Glitches hamper radiation warning system in California

The federal government’s radiation alert network in California is not fully functional, leaving the stretch of coast between Los Angeles and San Francisco without the crucial real-time warning system in the event of a nuclear emergency.

Six of the Environmental Protection Agency’s 12 California sensors — including the three closest to the Diablo Canyon nuclear power plant — are sending data with "anomalies" to the agency’s laboratory in Montgomery, Ala., said Mike Bandrowski, manager of the EPA’s radiation program.

The problem delays from 30 minutes to several hours the updating of a database that would be critical for warning the public in case of a sudden radiation danger from air wafting to the United States from a foreign country, for example, or from a radiation leak at a domestic nuclear facility.

The lag has not been a concern during the Japanese nuclear crisis because the minuscule amounts of radiation that have reached California have posed no threat to human health, and the plume of irradiated air from Japan is so widespread that other equipment from Washington to Los Angeles has been able to monitor it in real time, Bandrowski said.

The agency’s critics, however, say the weakness in the EPA system could pose a public health concern.

"The unreliability of the EPA monitoring effort revealed by this event raises troubling questions about whether Californians would receive timely warning to evacuate, or take other protective actions, in case of a nuclear accident here," said Dan Hirsch, a nuclear policy lecturer at UC Santa Cruz and president of the Committee to Bridge the Gap, an anti-nuclear group.

The troubled transmissions are part of the federal RadNet system, which is "designed to protect the public by notifying scientists, in near real time, of elevated levels of radiation so they can determine whether protective action is required," according to a recent press release from the agency.
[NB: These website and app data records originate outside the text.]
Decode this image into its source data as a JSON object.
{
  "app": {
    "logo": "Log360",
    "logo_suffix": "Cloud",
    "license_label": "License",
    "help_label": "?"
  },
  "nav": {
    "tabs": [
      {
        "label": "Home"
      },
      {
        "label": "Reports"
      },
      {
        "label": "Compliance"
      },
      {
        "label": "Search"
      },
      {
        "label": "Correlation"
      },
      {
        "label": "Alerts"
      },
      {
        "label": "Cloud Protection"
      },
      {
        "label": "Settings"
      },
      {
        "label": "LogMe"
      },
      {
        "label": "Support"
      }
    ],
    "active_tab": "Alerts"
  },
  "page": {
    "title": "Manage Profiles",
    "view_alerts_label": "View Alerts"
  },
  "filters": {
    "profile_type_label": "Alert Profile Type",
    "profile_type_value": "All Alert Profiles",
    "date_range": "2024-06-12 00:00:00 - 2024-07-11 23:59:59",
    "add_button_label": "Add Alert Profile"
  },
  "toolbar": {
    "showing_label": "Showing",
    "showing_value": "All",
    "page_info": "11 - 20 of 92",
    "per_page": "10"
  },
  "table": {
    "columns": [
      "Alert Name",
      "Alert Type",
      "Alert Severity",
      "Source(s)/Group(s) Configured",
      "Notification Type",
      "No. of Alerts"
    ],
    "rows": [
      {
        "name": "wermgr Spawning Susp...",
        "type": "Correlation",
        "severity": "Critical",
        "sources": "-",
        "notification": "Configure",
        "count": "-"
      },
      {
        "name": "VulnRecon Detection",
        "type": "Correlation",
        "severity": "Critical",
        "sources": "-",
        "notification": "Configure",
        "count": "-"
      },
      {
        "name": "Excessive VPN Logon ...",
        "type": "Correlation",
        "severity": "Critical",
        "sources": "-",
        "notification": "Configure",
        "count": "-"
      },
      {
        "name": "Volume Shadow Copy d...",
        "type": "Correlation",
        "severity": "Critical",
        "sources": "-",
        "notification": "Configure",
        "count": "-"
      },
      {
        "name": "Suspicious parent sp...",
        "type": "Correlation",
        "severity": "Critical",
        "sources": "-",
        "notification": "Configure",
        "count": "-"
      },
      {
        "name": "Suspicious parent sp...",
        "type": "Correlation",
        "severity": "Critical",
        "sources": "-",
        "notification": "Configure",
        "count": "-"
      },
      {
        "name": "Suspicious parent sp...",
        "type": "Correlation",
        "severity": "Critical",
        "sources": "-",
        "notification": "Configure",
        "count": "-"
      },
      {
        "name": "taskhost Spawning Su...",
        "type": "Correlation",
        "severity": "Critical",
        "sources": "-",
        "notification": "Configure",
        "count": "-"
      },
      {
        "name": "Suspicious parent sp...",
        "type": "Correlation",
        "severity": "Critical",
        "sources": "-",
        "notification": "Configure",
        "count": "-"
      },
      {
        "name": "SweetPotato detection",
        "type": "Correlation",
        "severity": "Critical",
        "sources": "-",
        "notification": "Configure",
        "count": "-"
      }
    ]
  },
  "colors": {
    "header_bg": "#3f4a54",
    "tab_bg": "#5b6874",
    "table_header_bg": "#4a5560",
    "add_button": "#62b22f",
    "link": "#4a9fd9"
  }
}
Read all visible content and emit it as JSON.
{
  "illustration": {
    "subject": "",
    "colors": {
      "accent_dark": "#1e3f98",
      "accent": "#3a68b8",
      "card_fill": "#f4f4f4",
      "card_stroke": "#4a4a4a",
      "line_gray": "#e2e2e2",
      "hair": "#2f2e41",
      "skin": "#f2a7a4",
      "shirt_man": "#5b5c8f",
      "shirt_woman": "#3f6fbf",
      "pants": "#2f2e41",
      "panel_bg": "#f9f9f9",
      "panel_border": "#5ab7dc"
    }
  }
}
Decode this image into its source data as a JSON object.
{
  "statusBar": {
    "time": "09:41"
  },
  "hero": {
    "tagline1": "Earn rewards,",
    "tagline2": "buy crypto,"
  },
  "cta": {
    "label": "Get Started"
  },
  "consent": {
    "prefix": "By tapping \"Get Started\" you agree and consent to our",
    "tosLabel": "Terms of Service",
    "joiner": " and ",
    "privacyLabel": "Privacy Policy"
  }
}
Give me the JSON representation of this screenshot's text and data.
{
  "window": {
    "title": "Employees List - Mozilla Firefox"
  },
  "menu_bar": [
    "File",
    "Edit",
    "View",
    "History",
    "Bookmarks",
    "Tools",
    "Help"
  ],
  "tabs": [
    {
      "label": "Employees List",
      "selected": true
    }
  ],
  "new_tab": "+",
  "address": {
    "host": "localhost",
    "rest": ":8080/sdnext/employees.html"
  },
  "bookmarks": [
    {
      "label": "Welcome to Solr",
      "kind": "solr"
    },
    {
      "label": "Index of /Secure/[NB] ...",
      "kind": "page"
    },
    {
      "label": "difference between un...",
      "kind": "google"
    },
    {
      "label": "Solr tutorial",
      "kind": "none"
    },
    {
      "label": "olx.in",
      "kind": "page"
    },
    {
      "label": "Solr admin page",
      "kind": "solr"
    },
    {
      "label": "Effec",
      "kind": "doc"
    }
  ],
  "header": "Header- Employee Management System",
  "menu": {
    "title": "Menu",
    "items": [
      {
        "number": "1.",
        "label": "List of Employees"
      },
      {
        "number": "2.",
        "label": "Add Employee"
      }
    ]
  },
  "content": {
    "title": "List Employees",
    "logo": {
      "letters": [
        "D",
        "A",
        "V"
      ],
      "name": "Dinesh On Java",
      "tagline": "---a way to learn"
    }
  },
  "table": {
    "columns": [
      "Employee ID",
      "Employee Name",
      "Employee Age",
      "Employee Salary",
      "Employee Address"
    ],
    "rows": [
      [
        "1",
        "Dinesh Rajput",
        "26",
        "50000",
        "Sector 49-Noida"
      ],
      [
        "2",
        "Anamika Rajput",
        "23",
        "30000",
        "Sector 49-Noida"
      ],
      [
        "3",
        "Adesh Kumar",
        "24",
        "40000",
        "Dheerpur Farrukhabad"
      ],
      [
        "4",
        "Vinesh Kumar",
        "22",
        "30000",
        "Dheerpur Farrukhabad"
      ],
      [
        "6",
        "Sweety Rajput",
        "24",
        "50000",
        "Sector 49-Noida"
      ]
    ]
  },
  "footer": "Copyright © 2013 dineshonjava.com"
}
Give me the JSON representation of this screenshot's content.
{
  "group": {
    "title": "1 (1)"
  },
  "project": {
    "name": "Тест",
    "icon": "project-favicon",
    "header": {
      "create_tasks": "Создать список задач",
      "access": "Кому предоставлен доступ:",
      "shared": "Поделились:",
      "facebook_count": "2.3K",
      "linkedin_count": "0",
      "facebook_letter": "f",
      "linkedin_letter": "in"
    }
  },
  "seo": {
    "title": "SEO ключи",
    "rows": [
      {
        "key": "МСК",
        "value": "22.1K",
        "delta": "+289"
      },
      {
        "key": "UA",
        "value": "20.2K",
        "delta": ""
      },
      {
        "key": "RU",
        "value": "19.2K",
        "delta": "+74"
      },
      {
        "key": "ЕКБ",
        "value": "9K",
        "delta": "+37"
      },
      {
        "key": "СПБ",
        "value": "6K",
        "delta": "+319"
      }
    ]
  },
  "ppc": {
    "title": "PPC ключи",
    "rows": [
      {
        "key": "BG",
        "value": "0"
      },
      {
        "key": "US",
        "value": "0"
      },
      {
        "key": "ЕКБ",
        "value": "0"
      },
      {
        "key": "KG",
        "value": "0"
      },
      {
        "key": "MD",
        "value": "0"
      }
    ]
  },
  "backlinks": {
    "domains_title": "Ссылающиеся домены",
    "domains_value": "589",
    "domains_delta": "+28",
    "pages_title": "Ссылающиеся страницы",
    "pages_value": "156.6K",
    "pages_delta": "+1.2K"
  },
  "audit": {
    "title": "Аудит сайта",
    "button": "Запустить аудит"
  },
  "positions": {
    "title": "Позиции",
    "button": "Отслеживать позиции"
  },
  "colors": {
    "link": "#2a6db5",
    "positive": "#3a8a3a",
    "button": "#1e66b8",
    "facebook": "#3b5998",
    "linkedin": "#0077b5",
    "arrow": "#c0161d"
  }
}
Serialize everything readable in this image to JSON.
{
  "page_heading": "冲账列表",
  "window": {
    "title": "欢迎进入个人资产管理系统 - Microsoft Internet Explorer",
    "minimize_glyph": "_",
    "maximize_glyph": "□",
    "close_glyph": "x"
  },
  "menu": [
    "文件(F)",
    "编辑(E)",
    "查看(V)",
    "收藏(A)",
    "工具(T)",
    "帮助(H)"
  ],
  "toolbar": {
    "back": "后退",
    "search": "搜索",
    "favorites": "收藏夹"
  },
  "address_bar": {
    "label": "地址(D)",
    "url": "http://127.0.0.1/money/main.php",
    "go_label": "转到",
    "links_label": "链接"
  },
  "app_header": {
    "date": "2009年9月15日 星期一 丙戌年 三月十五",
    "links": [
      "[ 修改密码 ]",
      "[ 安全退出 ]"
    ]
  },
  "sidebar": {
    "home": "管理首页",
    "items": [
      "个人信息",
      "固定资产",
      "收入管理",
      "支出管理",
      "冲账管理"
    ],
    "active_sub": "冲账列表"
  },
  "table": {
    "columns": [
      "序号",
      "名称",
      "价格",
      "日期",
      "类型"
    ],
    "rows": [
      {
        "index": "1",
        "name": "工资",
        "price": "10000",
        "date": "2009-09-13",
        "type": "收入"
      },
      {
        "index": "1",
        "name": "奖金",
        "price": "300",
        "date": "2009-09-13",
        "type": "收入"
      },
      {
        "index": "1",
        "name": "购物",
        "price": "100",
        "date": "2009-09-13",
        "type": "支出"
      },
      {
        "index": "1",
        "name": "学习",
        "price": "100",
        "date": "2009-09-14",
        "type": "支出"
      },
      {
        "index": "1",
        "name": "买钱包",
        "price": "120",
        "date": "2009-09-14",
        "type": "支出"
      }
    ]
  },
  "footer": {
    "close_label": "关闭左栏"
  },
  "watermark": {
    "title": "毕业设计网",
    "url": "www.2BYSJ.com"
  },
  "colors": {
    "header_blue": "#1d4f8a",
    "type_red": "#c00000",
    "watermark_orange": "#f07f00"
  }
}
Without immediate information from RadNet, state and local emergency managers would be dependent on the private owners of nuclear power facilities to alert them in the first hours of a dangerous radiation leak from a domestic source.

Read more of this story at latimes.com »